_Exercise inputs_:
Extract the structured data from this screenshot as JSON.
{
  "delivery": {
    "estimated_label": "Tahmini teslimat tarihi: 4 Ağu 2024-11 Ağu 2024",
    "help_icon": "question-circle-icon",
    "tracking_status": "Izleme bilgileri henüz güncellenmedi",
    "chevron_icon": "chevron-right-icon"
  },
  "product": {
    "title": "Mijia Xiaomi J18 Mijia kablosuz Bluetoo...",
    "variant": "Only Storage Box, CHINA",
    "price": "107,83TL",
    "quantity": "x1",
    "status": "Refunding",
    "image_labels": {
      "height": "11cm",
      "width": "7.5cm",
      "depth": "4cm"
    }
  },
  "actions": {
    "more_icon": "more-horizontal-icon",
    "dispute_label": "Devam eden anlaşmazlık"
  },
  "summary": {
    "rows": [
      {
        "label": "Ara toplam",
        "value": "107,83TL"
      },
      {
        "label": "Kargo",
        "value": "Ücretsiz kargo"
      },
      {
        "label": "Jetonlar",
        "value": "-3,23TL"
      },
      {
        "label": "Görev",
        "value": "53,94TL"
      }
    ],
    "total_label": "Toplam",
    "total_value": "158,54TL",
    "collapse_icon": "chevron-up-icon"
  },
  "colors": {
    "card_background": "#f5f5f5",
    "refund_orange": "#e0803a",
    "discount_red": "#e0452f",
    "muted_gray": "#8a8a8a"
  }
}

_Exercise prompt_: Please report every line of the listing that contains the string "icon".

_Worked solution_:
    "help_icon": "question-circle-icon",
    "chevron_icon": "chevron-right-icon"
    "more_icon": "more-horizontal-icon",
    "collapse_icon": "chevron-up-icon"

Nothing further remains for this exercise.